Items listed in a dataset
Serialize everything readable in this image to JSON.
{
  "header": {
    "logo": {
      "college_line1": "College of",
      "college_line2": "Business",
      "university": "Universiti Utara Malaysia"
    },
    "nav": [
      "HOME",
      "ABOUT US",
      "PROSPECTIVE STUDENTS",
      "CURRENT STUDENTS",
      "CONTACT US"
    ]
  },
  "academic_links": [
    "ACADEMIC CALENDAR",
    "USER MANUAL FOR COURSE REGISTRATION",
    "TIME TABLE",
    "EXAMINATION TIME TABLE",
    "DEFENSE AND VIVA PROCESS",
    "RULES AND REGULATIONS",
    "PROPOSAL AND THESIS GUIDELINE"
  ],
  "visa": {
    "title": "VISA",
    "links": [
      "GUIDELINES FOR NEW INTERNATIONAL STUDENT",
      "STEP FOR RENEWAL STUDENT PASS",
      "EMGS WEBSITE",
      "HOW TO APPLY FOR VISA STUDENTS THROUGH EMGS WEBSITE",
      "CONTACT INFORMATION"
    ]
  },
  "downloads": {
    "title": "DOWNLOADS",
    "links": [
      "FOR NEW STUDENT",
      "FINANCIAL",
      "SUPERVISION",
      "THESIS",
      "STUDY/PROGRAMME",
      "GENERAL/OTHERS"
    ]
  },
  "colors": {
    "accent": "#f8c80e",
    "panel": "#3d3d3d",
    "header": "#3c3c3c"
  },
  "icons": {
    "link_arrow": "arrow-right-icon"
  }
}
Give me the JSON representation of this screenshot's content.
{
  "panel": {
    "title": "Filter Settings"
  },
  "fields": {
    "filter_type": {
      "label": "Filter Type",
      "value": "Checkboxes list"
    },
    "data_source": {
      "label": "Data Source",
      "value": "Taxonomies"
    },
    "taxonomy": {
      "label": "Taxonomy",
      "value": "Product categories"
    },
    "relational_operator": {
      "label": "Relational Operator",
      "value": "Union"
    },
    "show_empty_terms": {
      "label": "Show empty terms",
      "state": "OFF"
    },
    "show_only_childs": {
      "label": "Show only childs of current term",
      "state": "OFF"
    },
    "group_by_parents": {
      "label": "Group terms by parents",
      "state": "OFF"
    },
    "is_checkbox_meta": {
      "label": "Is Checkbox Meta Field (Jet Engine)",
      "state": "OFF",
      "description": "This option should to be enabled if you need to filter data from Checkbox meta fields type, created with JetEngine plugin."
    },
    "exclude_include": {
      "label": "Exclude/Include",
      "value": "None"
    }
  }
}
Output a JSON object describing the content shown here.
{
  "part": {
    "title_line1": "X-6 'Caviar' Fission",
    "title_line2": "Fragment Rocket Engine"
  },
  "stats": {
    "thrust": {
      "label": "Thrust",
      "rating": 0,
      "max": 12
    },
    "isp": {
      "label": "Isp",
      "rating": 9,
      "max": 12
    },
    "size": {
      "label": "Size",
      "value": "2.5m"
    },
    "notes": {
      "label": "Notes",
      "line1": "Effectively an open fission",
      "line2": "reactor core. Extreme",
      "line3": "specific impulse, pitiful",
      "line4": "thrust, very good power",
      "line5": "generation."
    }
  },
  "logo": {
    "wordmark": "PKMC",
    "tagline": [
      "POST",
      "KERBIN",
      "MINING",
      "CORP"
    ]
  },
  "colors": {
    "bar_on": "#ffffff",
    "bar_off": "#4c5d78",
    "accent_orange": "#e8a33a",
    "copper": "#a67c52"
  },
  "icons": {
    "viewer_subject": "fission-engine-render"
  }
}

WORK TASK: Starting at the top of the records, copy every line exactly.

SOLUTION TO THIS PROBLEM:
Serialize everything readable in this image to JSON.
{
  "header": {
    "logo": {
      "college_line1": "College of",
      "college_line2": "Business",
      "university": "Universiti Utara Malaysia"
    },
    "nav": [
      "HOME",
      "ABOUT US",
      "PROSPECTIVE STUDENTS",
      "CURRENT STUDENTS",
      "CONTACT US"
    ]
  },
  "academic_links": [
    "ACADEMIC CALENDAR",
    "USER MANUAL FOR COURSE REGISTRATION",
    "TIME TABLE",
    "EXAMINATION TIME TABLE",
    "DEFENSE AND VIVA PROCESS",
    "RULES AND REGULATIONS",
    "PROPOSAL AND THESIS GUIDELINE"
  ],
  "visa": {
    "title": "VISA",
    "links": [
      "GUIDELINES FOR NEW INTERNATIONAL STUDENT",
      "STEP FOR RENEWAL STUDENT PASS",
      "EMGS WEBSITE",
      "HOW TO APPLY FOR VISA STUDENTS THROUGH EMGS WEBSITE",
      "CONTACT INFORMATION"
    ]
  },
  "downloads": {
    "title": "DOWNLOADS",
    "links": [
      "FOR NEW STUDENT",
      "FINANCIAL",
      "SUPERVISION",
      "THESIS",
      "STUDY/PROGRAMME",
      "GENERAL/OTHERS"
    ]
  },
  "colors": {
    "accent": "#f8c80e",
    "panel": "#3d3d3d",
    "header": "#3c3c3c"
  },
  "icons": {
    "link_arrow": "arrow-right-icon"
  }
}
Give me the JSON representation of this screenshot's content.
{
  "panel": {
    "title": "Filter Settings"
  },
  "fields": {
    "filter_type": {
      "label": "Filter Type",
      "value": "Checkboxes list"
    },
    "data_source": {
      "label": "Data Source",
      "value": "Taxonomies"
    },
    "taxonomy": {
      "label": "Taxonomy",
      "value": "Product categories"
    },
    "relational_operator": {
      "label": "Relational Operator",
      "value": "Union"
    },
    "show_empty_terms": {
      "label": "Show empty terms",
      "state": "OFF"
    },
    "show_only_childs": {
      "label": "Show only childs of current term",
      "state": "OFF"
    },
    "group_by_parents": {
      "label": "Group terms by parents",
      "state": "OFF"
    },
    "is_checkbox_meta": {
      "label": "Is Checkbox Meta Field (Jet Engine)",
      "state": "OFF",
      "description": "This option should to be enabled if you need to filter data from Checkbox meta fields type, created with JetEngine plugin."
    },
    "exclude_include": {
      "label": "Exclude/Include",
      "value": "None"
    }
  }
}
Output a JSON object describing the content shown here.
{
  "part": {
    "title_line1": "X-6 'Caviar' Fission",
    "title_line2": "Fragment Rocket Engine"
  },
  "stats": {
    "thrust": {
      "label": "Thrust",
      "rating": 0,
      "max": 12
    },
    "isp": {
      "label": "Isp",
      "rating": 9,
      "max": 12
    },
    "size": {
      "label": "Size",
      "value": "2.5m"
    },
    "notes": {
      "label": "Notes",
      "line1": "Effectively an open fission",
      "line2": "reactor core. Extreme",
      "line3": "specific impulse, pitiful",
      "line4": "thrust, very good power",
      "line5": "generation."
    }
  },
  "logo": {
    "wordmark": "PKMC",
    "tagline": [
      "POST",
      "KERBIN",
      "MINING",
      "CORP"
    ]
  },
  "colors": {
    "bar_on": "#ffffff",
    "bar_off": "#4c5d78",
    "accent_orange": "#e8a33a",
    "copper": "#a67c52"
  },
  "icons": {
    "viewer_subject": "fission-engine-render"
  }
}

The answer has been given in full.